[Saved entries]
»»
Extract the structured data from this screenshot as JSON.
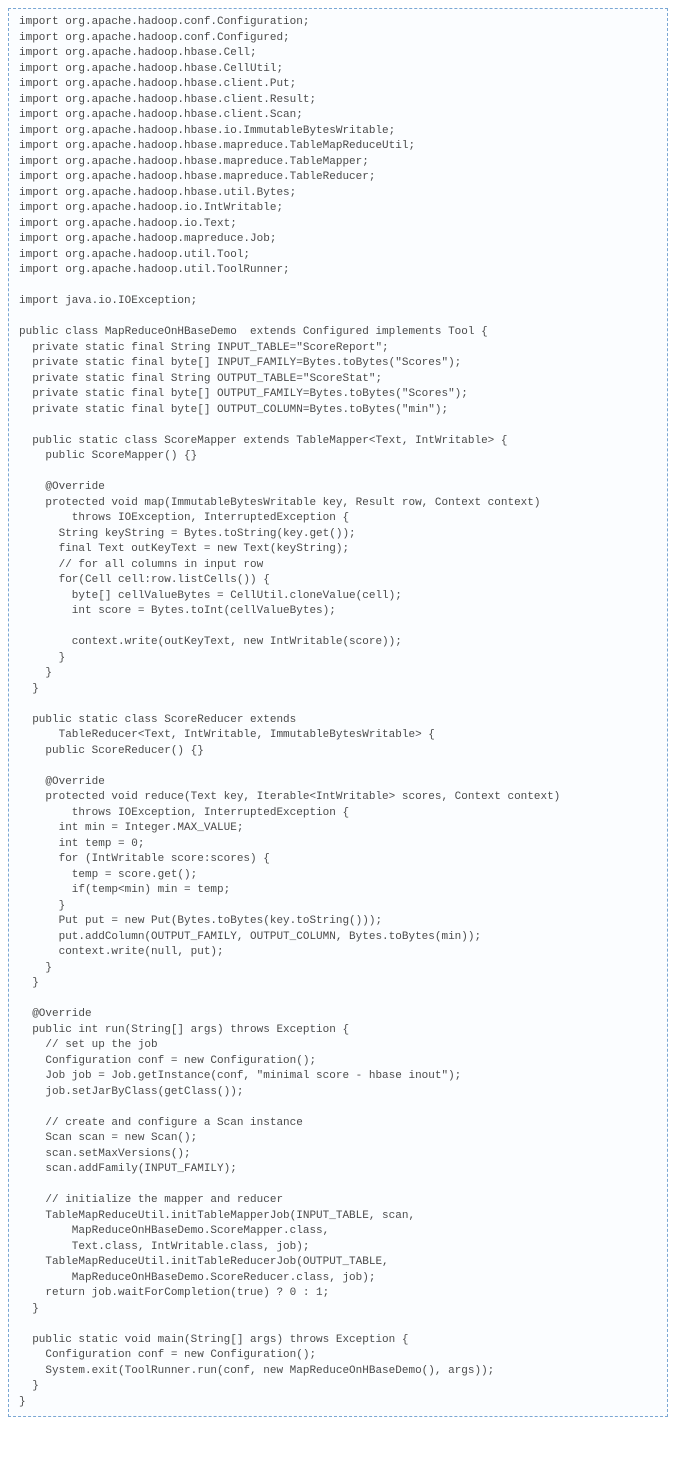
{
  "code": "import org.apache.hadoop.conf.Configuration;\nimport org.apache.hadoop.conf.Configured;\nimport org.apache.hadoop.hbase.Cell;\nimport org.apache.hadoop.hbase.CellUtil;\nimport org.apache.hadoop.hbase.client.Put;\nimport org.apache.hadoop.hbase.client.Result;\nimport org.apache.hadoop.hbase.client.Scan;\nimport org.apache.hadoop.hbase.io.ImmutableBytesWritable;\nimport org.apache.hadoop.hbase.mapreduce.TableMapReduceUtil;\nimport org.apache.hadoop.hbase.mapreduce.TableMapper;\nimport org.apache.hadoop.hbase.mapreduce.TableReducer;\nimport org.apache.hadoop.hbase.util.Bytes;\nimport org.apache.hadoop.io.IntWritable;\nimport org.apache.hadoop.io.Text;\nimport org.apache.hadoop.mapreduce.Job;\nimport org.apache.hadoop.util.Tool;\nimport org.apache.hadoop.util.ToolRunner;\n\nimport java.io.IOException;\n\npublic class MapReduceOnHBaseDemo  extends Configured implements Tool {\n  private static final String INPUT_TABLE=\"ScoreReport\";\n  private static final byte[] INPUT_FAMILY=Bytes.toBytes(\"Scores\");\n  private static final String OUTPUT_TABLE=\"ScoreStat\";\n  private static final byte[] OUTPUT_FAMILY=Bytes.toBytes(\"Scores\");\n  private static final byte[] OUTPUT_COLUMN=Bytes.toBytes(\"min\");\n\n  public static class ScoreMapper extends TableMapper<Text, IntWritable> {\n    public ScoreMapper() {}\n\n    @Override\n    protected void map(ImmutableBytesWritable key, Result row, Context context)\n        throws IOException, InterruptedException {\n      String keyString = Bytes.toString(key.get());\n      final Text outKeyText = new Text(keyString);\n      // for all columns in input row\n      for(Cell cell:row.listCells()) {\n        byte[] cellValueBytes = CellUtil.cloneValue(cell);\n        int score = Bytes.toInt(cellValueBytes);\n\n        context.write(outKeyText, new IntWritable(score));\n      }\n    }\n  }\n\n  public static class ScoreReducer extends\n      TableReducer<Text, IntWritable, ImmutableBytesWritable> {\n    public ScoreReducer() {}\n\n    @Override\n    protected void reduce(Text key, Iterable<IntWritable> scores, Context context)\n        throws IOException, InterruptedException {\n      int min = Integer.MAX_VALUE;\n      int temp = 0;\n      for (IntWritable score:scores) {\n        temp = score.get();\n        if(temp<min) min = temp;\n      }\n      Put put = new Put(Bytes.toBytes(key.toString()));\n      put.addColumn(OUTPUT_FAMILY, OUTPUT_COLUMN, Bytes.toBytes(min));\n      context.write(null, put);\n    }\n  }\n\n  @Override\n  public int run(String[] args) throws Exception {\n    // set up the job\n    Configuration conf = new Configuration();\n    Job job = Job.getInstance(conf, \"minimal score - hbase inout\");\n    job.setJarByClass(getClass());\n\n    // create and configure a Scan instance\n    Scan scan = new Scan();\n    scan.setMaxVersions();\n    scan.addFamily(INPUT_FAMILY);\n\n    // initialize the mapper and reducer\n    TableMapReduceUtil.initTableMapperJob(INPUT_TABLE, scan,\n        MapReduceOnHBaseDemo.ScoreMapper.class,\n        Text.class, IntWritable.class, job);\n    TableMapReduceUtil.initTableReducerJob(OUTPUT_TABLE,\n        MapReduceOnHBaseDemo.ScoreReducer.class, job);\n    return job.waitForCompletion(true) ? 0 : 1;\n  }\n\n  public static void main(String[] args) throws Exception {\n    Configuration conf = new Configuration();\n    System.exit(ToolRunner.run(conf, new MapReduceOnHBaseDemo(), args));\n  }\n}"
}
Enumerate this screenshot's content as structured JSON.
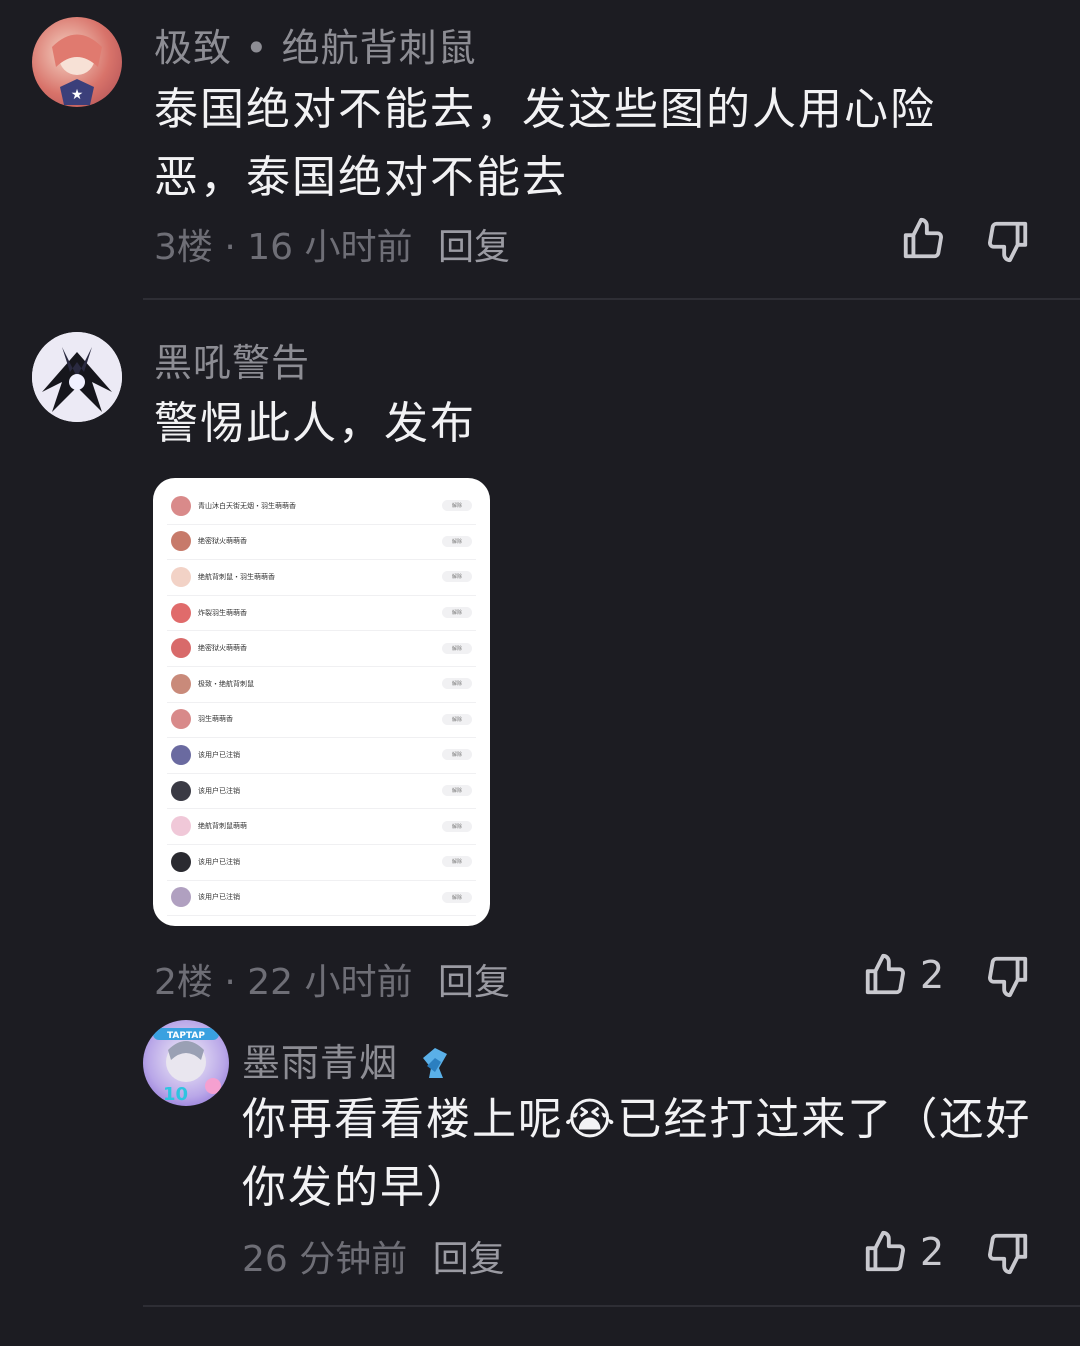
{
  "comments": [
    {
      "username": "极致 • 绝航背刺鼠",
      "text": "泰国绝对不能去，发这些图的人用心险恶，泰国绝对不能去",
      "floor": "3楼",
      "time": "16 小时前",
      "reply": "回复",
      "likes": ""
    },
    {
      "username": "黑吼警告",
      "text": "警惕此人，发布",
      "floor": "2楼",
      "time": "22 小时前",
      "reply": "回复",
      "likes": "2"
    }
  ],
  "sub_reply": {
    "username": "墨雨青烟",
    "text": "你再看看楼上呢😭已经打过来了（还好你发的早）",
    "time": "26 分钟前",
    "reply": "回复",
    "likes": "2"
  },
  "screenshot_list": {
    "button_label": "解除",
    "rows": [
      "青山沐白天街无烟・羽生萌萌香",
      "绝密狱火萌萌香",
      "绝航背刺鼠・羽生萌萌香",
      "炸裂羽生萌萌香",
      "绝密狱火萌萌香",
      "极致・绝航背刺鼠",
      "羽生萌萌香",
      "该用户已注销",
      "该用户已注销",
      "绝航背刺鼠萌萌",
      "该用户已注销",
      "该用户已注销"
    ]
  },
  "colors": {
    "background": "#1c1c22",
    "username": "#8d8d94",
    "meta": "#6e6e76",
    "text": "#f2f2f4"
  }
}
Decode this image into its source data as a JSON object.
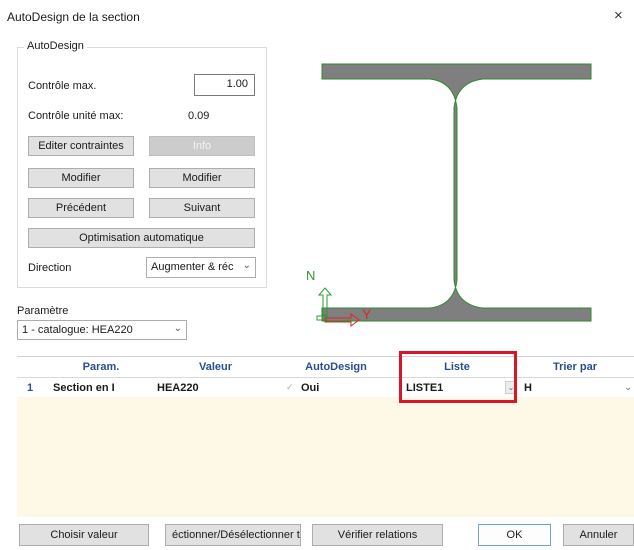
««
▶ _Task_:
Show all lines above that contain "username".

▶ _Worked solution_:
      "username": "极致 • 绝航背刺鼠",
      "username": "黑吼警告",
    "username": "墨雨青烟",
    "username": "#8d8d94",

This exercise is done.